Work task. Across the records, count every line that includes "icon" and give the number by itself.

The data.
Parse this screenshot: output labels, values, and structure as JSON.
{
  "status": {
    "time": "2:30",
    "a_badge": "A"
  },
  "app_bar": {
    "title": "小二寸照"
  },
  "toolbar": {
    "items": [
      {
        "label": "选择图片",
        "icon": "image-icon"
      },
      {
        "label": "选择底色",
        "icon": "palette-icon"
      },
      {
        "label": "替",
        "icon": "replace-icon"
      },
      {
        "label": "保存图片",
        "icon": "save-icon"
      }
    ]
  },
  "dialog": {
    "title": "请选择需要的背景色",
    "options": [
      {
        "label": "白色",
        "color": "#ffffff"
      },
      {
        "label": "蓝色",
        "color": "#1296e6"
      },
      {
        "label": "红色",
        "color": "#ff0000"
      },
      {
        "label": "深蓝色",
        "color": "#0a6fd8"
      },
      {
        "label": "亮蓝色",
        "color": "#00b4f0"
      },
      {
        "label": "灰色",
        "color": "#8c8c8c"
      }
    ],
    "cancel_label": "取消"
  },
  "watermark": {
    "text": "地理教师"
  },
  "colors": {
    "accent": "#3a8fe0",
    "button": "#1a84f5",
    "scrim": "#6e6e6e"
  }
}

Exercise solution. 4